---- Source data
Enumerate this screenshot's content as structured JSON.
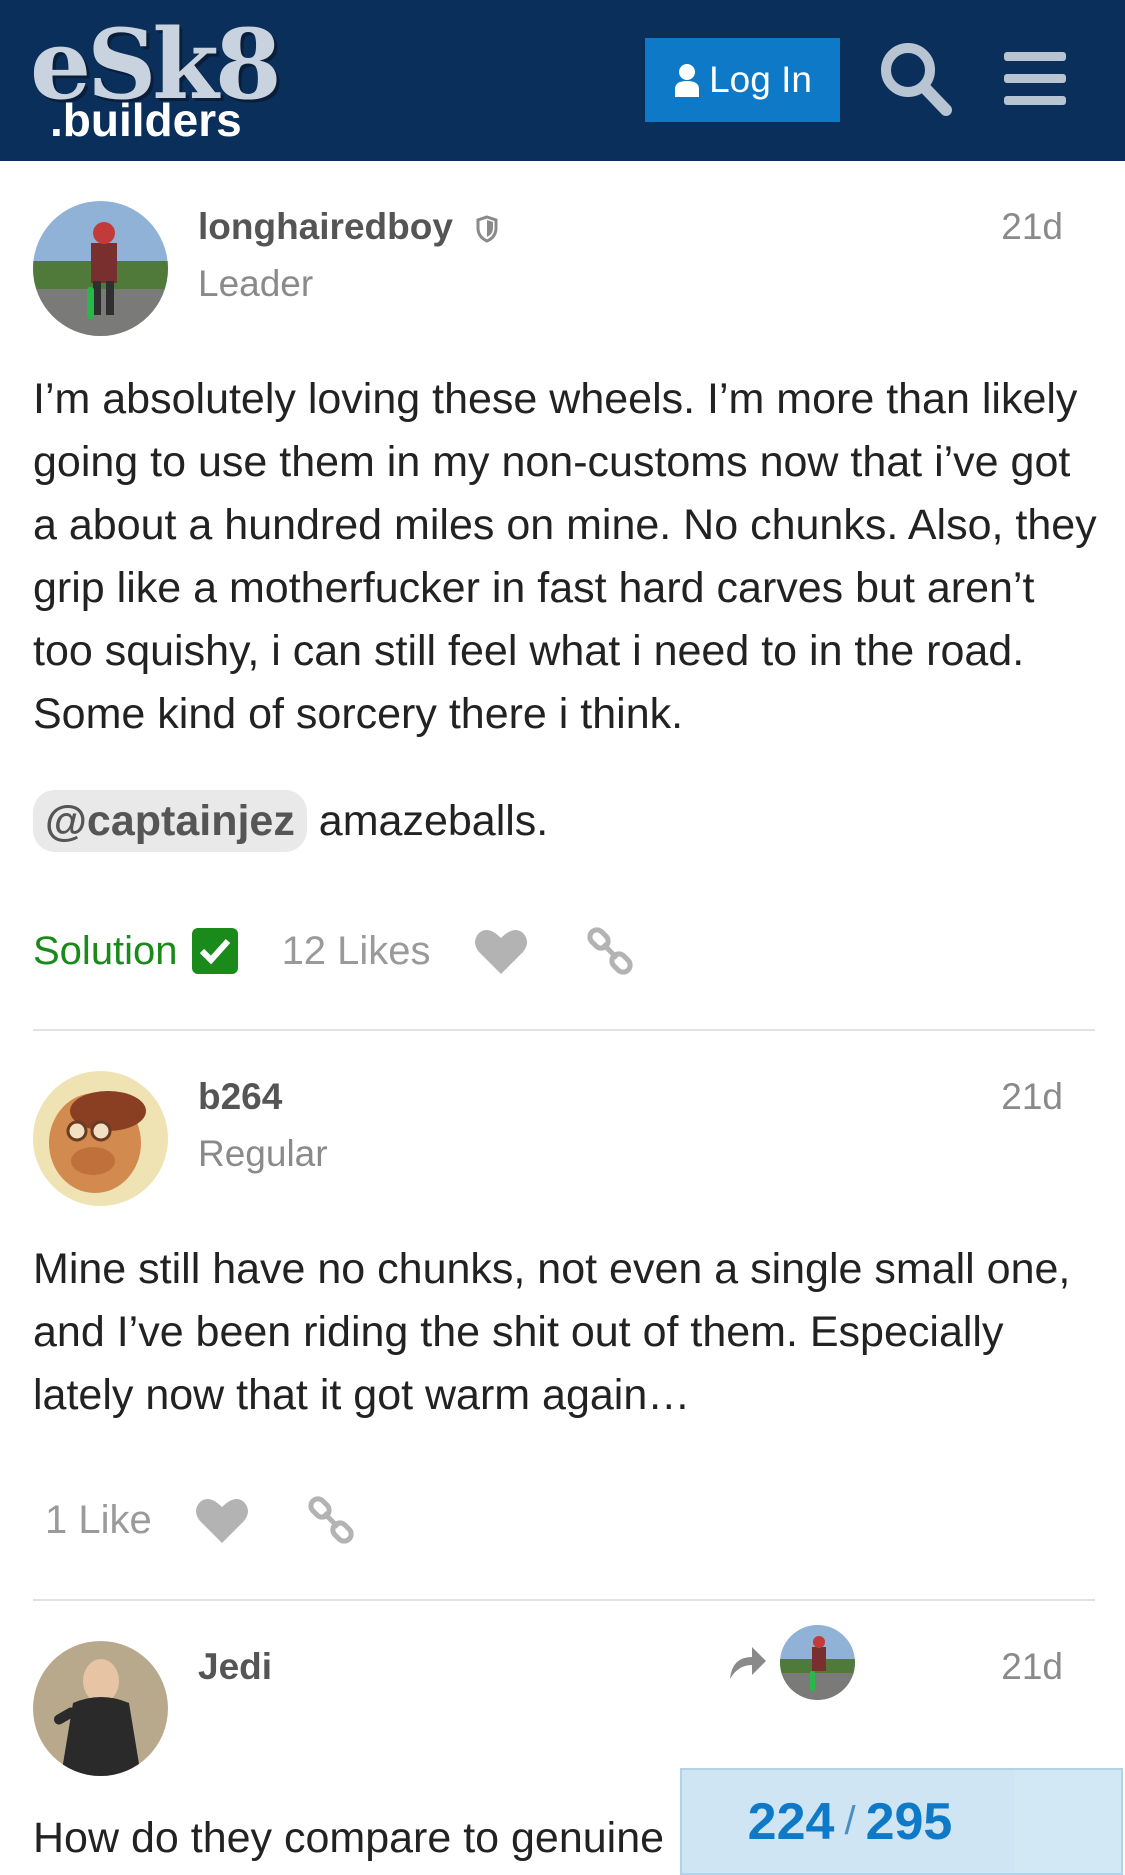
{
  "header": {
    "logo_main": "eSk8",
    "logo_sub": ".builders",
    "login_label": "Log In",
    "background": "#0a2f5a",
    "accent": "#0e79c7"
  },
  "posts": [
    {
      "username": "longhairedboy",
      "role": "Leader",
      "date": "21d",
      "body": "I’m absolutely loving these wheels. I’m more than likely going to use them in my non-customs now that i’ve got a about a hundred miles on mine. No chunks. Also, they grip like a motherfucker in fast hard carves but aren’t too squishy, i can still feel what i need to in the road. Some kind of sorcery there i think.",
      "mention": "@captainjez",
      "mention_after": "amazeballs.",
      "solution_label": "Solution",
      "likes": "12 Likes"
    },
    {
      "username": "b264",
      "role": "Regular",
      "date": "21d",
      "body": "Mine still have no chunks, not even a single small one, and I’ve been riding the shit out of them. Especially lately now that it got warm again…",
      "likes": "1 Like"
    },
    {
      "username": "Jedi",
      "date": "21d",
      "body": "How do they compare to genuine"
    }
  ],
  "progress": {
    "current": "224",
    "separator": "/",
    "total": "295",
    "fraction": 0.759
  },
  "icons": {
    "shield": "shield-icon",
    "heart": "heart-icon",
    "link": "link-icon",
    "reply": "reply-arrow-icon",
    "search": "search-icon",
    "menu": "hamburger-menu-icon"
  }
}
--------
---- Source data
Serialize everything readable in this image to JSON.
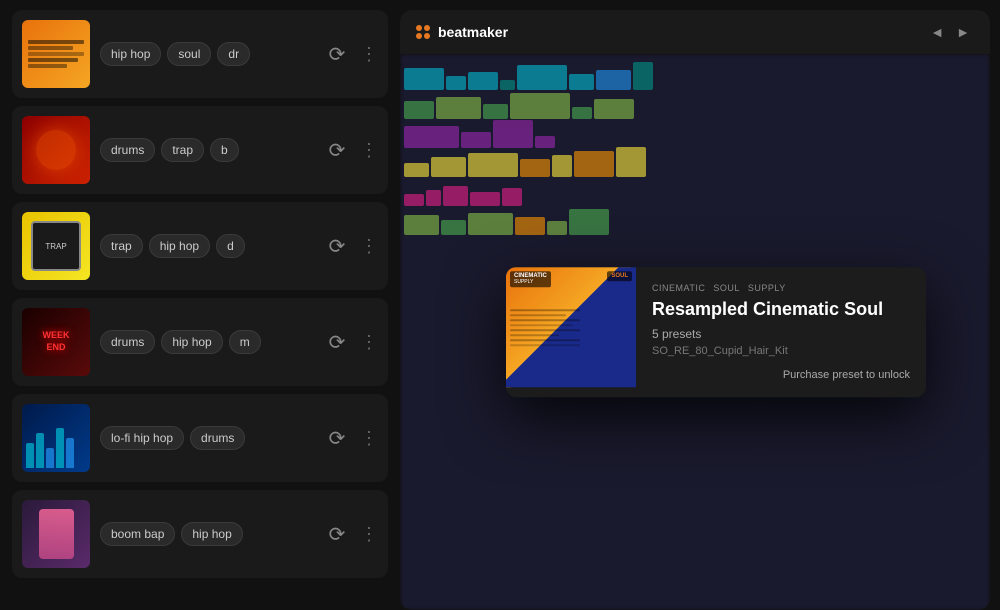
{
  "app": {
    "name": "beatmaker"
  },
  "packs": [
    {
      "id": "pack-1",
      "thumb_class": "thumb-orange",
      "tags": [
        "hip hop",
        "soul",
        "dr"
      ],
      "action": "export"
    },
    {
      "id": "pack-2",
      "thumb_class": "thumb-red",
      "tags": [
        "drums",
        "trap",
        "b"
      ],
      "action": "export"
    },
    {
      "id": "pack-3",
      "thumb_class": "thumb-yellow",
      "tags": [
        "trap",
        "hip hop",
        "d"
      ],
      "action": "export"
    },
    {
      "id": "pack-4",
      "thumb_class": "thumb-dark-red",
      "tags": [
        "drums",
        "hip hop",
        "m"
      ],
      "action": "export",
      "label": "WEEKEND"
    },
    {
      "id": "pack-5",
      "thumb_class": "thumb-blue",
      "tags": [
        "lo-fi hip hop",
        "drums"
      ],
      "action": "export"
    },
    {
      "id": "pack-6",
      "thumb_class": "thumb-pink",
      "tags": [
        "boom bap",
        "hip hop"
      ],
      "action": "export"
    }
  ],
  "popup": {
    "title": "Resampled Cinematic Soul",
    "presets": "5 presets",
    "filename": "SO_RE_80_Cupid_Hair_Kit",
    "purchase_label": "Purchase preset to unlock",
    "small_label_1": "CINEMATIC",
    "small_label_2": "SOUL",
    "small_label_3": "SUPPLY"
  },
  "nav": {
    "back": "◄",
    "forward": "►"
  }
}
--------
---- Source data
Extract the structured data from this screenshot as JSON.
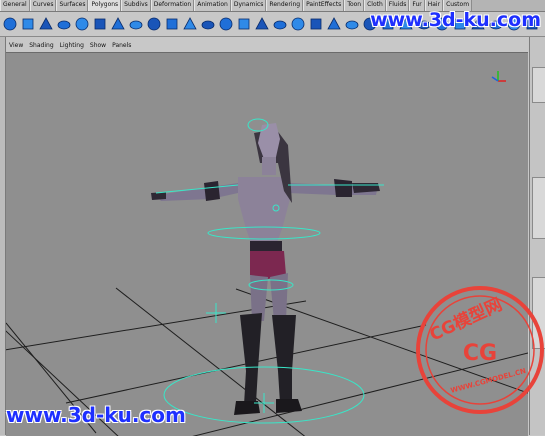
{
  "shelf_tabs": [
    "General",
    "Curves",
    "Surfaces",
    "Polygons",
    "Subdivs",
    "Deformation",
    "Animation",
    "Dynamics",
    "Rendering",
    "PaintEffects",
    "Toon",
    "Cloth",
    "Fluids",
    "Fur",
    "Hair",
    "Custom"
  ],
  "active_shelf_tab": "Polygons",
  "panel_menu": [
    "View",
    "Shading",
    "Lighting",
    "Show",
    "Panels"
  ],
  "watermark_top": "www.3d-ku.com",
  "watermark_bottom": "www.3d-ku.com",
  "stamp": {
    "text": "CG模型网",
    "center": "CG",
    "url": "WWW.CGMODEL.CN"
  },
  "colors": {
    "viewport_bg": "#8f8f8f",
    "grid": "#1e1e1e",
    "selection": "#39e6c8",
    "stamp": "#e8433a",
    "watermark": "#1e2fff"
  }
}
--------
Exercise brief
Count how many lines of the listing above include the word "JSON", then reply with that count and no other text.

Written solution
3